*** Block opens ***
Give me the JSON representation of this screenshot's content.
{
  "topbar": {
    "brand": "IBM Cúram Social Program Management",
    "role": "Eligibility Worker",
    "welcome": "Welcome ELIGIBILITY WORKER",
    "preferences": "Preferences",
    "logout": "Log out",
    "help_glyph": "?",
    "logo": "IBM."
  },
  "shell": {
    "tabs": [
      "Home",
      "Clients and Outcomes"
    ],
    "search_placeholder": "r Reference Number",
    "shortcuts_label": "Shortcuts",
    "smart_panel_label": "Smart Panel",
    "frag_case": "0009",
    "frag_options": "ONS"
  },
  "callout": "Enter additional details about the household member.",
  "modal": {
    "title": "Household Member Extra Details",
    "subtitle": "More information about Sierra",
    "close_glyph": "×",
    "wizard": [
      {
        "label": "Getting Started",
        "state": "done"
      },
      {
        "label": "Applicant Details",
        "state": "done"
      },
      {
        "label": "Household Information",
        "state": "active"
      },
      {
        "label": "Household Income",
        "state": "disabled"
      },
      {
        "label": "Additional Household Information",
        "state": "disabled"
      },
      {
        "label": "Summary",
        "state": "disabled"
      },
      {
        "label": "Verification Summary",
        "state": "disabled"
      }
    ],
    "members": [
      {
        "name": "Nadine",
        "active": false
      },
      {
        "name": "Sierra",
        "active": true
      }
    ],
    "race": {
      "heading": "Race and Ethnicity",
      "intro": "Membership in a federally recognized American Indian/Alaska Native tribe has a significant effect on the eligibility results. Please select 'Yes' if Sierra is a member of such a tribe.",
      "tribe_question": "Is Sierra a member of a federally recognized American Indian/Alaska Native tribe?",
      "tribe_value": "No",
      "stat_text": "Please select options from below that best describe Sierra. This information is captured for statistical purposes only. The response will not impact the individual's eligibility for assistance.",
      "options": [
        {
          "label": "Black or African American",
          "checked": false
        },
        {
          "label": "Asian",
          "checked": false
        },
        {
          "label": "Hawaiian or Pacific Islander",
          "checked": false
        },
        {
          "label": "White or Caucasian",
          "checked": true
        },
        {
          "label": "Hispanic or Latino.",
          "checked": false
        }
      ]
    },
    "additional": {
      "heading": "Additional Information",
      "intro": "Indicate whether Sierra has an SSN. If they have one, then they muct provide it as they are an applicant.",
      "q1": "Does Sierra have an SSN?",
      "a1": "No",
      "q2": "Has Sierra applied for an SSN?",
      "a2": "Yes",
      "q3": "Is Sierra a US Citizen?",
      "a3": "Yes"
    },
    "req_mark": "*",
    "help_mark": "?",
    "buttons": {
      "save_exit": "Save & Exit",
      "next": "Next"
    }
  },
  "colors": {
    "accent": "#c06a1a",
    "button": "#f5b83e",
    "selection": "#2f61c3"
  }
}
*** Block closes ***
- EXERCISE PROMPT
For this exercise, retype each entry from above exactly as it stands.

- SOLUTION TO THIS TASK
Give me the JSON representation of this screenshot's content.
{
  "topbar": {
    "brand": "IBM Cúram Social Program Management",
    "role": "Eligibility Worker",
    "welcome": "Welcome ELIGIBILITY WORKER",
    "preferences": "Preferences",
    "logout": "Log out",
    "help_glyph": "?",
    "logo": "IBM."
  },
  "shell": {
    "tabs": [
      "Home",
      "Clients and Outcomes"
    ],
    "search_placeholder": "r Reference Number",
    "shortcuts_label": "Shortcuts",
    "smart_panel_label": "Smart Panel",
    "frag_case": "0009",
    "frag_options": "ONS"
  },
  "callout": "Enter additional details about the household member.",
  "modal": {
    "title": "Household Member Extra Details",
    "subtitle": "More information about Sierra",
    "close_glyph": "×",
    "wizard": [
      {
        "label": "Getting Started",
        "state": "done"
      },
      {
        "label": "Applicant Details",
        "state": "done"
      },
      {
        "label": "Household Information",
        "state": "active"
      },
      {
        "label": "Household Income",
        "state": "disabled"
      },
      {
        "label": "Additional Household Information",
        "state": "disabled"
      },
      {
        "label": "Summary",
        "state": "disabled"
      },
      {
        "label": "Verification Summary",
        "state": "disabled"
      }
    ],
    "members": [
      {
        "name": "Nadine",
        "active": false
      },
      {
        "name": "Sierra",
        "active": true
      }
    ],
    "race": {
      "heading": "Race and Ethnicity",
      "intro": "Membership in a federally recognized American Indian/Alaska Native tribe has a significant effect on the eligibility results. Please select 'Yes' if Sierra is a member of such a tribe.",
      "tribe_question": "Is Sierra a member of a federally recognized American Indian/Alaska Native tribe?",
      "tribe_value": "No",
      "stat_text": "Please select options from below that best describe Sierra. This information is captured for statistical purposes only. The response will not impact the individual's eligibility for assistance.",
      "options": [
        {
          "label": "Black or African American",
          "checked": false
        },
        {
          "label": "Asian",
          "checked": false
        },
        {
          "label": "Hawaiian or Pacific Islander",
          "checked": false
        },
        {
          "label": "White or Caucasian",
          "checked": true
        },
        {
          "label": "Hispanic or Latino.",
          "checked": false
        }
      ]
    },
    "additional": {
      "heading": "Additional Information",
      "intro": "Indicate whether Sierra has an SSN. If they have one, then they muct provide it as they are an applicant.",
      "q1": "Does Sierra have an SSN?",
      "a1": "No",
      "q2": "Has Sierra applied for an SSN?",
      "a2": "Yes",
      "q3": "Is Sierra a US Citizen?",
      "a3": "Yes"
    },
    "req_mark": "*",
    "help_mark": "?",
    "buttons": {
      "save_exit": "Save & Exit",
      "next": "Next"
    }
  },
  "colors": {
    "accent": "#c06a1a",
    "button": "#f5b83e",
    "selection": "#2f61c3"
  }
}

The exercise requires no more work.